What sort of government documents are available on UFOs?
Most of these documents were released under FOIA in the ’70s, and there haven’t been that many since. There’s a really interesting one from the Belgian case. It just describes ‘De Brouwer said this and that, and De Brouwer enquired whether these were F-17 or a stealth aircraft, and we told him no.’ It’s about two pages. So it records that De Brouwer actually made the request, and it records what the US told him response.
The Iranians had a sighting in 1976, and there was a three-page, very detailed document written for the Defense Intelligence Agency about that event, just describing everything that happened. There was an assessment by a colonel named Roland Evans after the case was investigated and written up. It’s so extraordinary. He wrote that it was an “outstanding report: this case is a classic which meets all the requirements necessary for a valid study of UFO phenomena.” It really shows an extraordinarily open attitude to this whole phenomenon taken by this official.
There are other cases too—there is a Peruvian case in 1980, which is in the book as well, which has a document from the U.S. government. And they write about these cases very matter of factly: they use the word “UFO”: ‘UFO out ran the jet, pilot attempts to fire, origin of the object is unknown’—all these things.
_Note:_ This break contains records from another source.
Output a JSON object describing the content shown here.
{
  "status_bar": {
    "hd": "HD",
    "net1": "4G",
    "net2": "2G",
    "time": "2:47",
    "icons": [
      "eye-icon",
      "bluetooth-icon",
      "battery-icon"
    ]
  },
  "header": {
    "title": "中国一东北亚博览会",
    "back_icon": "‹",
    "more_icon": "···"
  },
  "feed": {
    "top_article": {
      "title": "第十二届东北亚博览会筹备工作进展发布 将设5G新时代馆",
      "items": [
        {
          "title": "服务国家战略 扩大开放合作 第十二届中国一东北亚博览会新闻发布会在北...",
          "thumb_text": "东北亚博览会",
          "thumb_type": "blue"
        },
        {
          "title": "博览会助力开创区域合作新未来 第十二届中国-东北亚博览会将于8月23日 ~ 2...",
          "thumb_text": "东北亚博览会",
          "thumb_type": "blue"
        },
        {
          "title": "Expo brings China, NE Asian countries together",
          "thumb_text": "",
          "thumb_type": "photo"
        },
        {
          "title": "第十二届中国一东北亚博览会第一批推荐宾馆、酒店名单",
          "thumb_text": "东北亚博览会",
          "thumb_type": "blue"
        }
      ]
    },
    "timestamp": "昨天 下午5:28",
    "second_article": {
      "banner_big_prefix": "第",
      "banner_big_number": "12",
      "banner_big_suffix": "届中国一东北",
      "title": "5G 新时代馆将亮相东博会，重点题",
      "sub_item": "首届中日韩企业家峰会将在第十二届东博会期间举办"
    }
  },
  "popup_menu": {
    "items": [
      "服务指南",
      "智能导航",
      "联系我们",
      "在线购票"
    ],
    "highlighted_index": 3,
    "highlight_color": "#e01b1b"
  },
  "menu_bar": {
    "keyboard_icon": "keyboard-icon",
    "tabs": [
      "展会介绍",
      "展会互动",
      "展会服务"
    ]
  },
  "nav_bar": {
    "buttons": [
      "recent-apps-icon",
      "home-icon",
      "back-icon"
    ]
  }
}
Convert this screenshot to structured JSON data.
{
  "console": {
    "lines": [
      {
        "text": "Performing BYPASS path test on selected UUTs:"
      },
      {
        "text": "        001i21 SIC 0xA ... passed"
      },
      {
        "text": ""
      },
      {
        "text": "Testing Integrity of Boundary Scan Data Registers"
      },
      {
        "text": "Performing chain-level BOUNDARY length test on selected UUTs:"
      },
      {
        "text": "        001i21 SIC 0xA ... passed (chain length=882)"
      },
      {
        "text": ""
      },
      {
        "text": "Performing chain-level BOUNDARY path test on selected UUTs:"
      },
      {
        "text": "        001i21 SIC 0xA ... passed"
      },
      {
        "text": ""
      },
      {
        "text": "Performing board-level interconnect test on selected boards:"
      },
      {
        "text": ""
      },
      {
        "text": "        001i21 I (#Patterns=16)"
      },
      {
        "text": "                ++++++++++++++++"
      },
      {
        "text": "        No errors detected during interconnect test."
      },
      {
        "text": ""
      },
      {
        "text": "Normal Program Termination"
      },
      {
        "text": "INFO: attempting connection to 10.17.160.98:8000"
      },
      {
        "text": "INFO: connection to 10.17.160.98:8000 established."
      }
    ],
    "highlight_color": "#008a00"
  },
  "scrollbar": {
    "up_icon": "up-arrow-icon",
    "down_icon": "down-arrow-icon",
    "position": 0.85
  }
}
But at the same time these reports were filed, the government was telling the general public that they had no interest in UFOs and weren’t investigating them anymore. So the documents sort of run counter to the public stance of the government since the close of its own agency back in 1970. So that’s sort of an interesting thing.
Thinking back to your Burma days, it seems that you’re still doing advocacy journalism. What would you like to see happen?
I think that’s right. What we’re proposing is that we’d set up an agency that’s modeled on France. We’re talking about an office with possibly only one staff person—whether it’s in the Department of Defense or NASA—a very small and inexpensive agency that can serve as a focal point for investigation, a focal point for greater releases of information, and who can coordinate with other government agencies around the world that are doing this.
What would be important about setting up this agency really would be that it would represent a change in attitude within the US government by acknowledging that this was a subject worthy of investigation. In 1970, they took the position that it was not. They’ve not retracted that position, and they’ve ignored all the major cases, or made up false explanations for cases that have happened since the 1970s. It could lead to resources being provided to scientists, scientists becoming more interested, scientists realizing they won’t be ridiculed anymore if they have an interest in this.
The agency people in governments around the world feel that without U.S. participation we’re really stuck. A country like France isn’t going to be able to do it themselves. After decades and decades of work we don’t need any more case reports. We need to solve it, and the only way that’s going to happen is for the U.S. to become involved.
CORRECTION: Dennis Bernstein’s name was originally misspelled.Clint Hendler is the managing editor of Mother Jones, and a former deputy editor of CJR.